A Postdoctoral Fulbright in Israel

Adam Gamzon
University of Massachusetts, Amherst
Israel, 2012-2013

My family's Fulbright experience has been fantastic, and everything that we hoped would happen has happened. When I applied to Fulbright, I was just finishing my Ph.D. and we knew that the natural next stage in my academic career would be to get a non-tenure track/postdoctoral position for about two or three years. Knowing that this would be temporary, my wife and I decided that we would be open to traveling to a foreign country, so I started looking at all of the different options. One of my top choices was the Hebrew University of Jerusalem because of their strong faculty in mathematics. Having already made contact and spoken with one of the professors from Hebrew University about my research, this made Israel and Hebrew University a logical choice for my Fulbright application.

Besides completing the proposed research project, we had broader goals that included creating new or stronger collaborations, building lasting friendships with our neighbors, and having a baby. My research interests are in number theory, in particular, the project that I proposed for Fulbright was to investigate the unobstructedness of Hilbert modular deformation problems. In addition to carrying out this research, I regularly attended the Jerusalem number theory seminar, frequently spoke with my sponsoring scientist Udi de Shalit, and gave an informal seminar on introductory algebraic geometry. As it turns out, I was able to complete my original project within the first year of the grant. While it is somewhat disappointing that the project wasn't as involved as we thought, in the end, it is good that it is coming to a close since I now have two new projects waiting to begin. The first will be a collaborative effort with Udi and the second is a project with a colleague from the U.S.

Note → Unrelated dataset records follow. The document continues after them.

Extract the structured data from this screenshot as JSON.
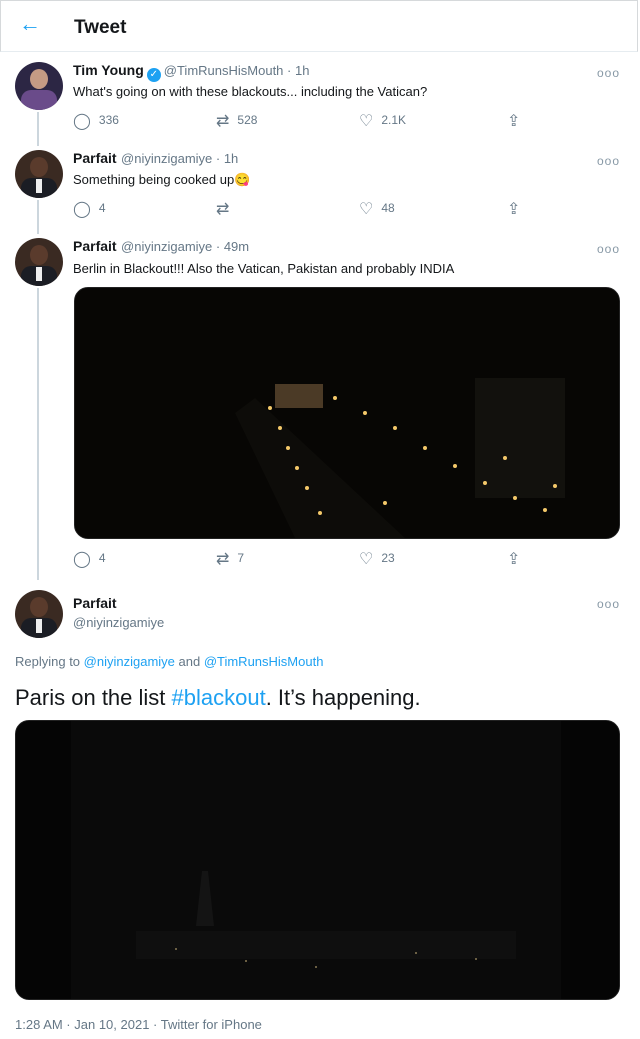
{
  "header": {
    "back_icon": "←",
    "title": "Tweet"
  },
  "tweets": [
    {
      "name": "Tim Young",
      "handle": "@TimRunsHisMouth · 1h",
      "text": "What's going on with these blackouts... including the Vatican?",
      "replies": "336",
      "retweets": "528",
      "likes": "2.1K"
    },
    {
      "name": "Parfait",
      "handle": "@niyinzigamiye · 1h",
      "text": "Something being cooked up😋",
      "replies": "4",
      "retweets": "",
      "likes": "48"
    },
    {
      "name": "Parfait",
      "handle": "@niyinzigamiye · 49m",
      "text": "Berlin in Blackout!!! Also the Vatican, Pakistan and probably INDIA",
      "replies": "4",
      "retweets": "7",
      "likes": "23"
    }
  ],
  "main": {
    "name": "Parfait",
    "handle": "@niyinzigamiye",
    "replying_prefix": "Replying to ",
    "reply_to_1": "@niyinzigamiye",
    "reply_and": " and ",
    "reply_to_2": "@TimRunsHisMouth",
    "text_before": "Paris on the list ",
    "hashtag": "#blackout",
    "text_after": ". It’s happening.",
    "timestamp": "1:28 AM · Jan 10, 2021 · Twitter for iPhone"
  },
  "icons": {
    "more": "ooo",
    "reply": "reply-icon",
    "retweet": "retweet-icon",
    "like": "heart-icon",
    "share": "share-icon"
  },
  "colors": {
    "accent": "#1da1f2",
    "muted": "#657786"
  }
}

One of our biggest concerns in coming to Israel was that my wife was giving up her job and didn't have a clear idea of what she was going to do to stay active during the grant.  As I mentioned before, we were hoping that at some point during the 20 months in Israel we would have our first child, but hoping to get pregnant is not exactly a concrete plan. Again, everything worked out more perfectly than we had hoped.  My wife found work babysitting part-time three days a week. She also started volunteering for an Israeli NGO, advocating for greywater recycling. Both activities however, were part-time, so she was also able to fit in another part-time job teaching high school science (her chosen profession in the U.S.) for Americans studying abroad. Currently she is six months pregnant, so she’s stepping back from these activities, but she plans on returning to teaching next spring.

While in Jerusalem, we have made an effort to integrate and to participate in communal activities with people in our neighborhood.  This includes participating in holiday celebrations by joining with our neighbors for meals, participating in various running activities (e.g., the Jerusalem 10k/half marathon/marathon), and taking ulpan (Hebrew language classes). Because of this, we have been fortunate to begin to form those friendships that we wanted. For example, one evening we held a memorial service for my mom in our apartment and the room was full of people that we had met while in Israel. We are excited that we have another year to deepen these relationships.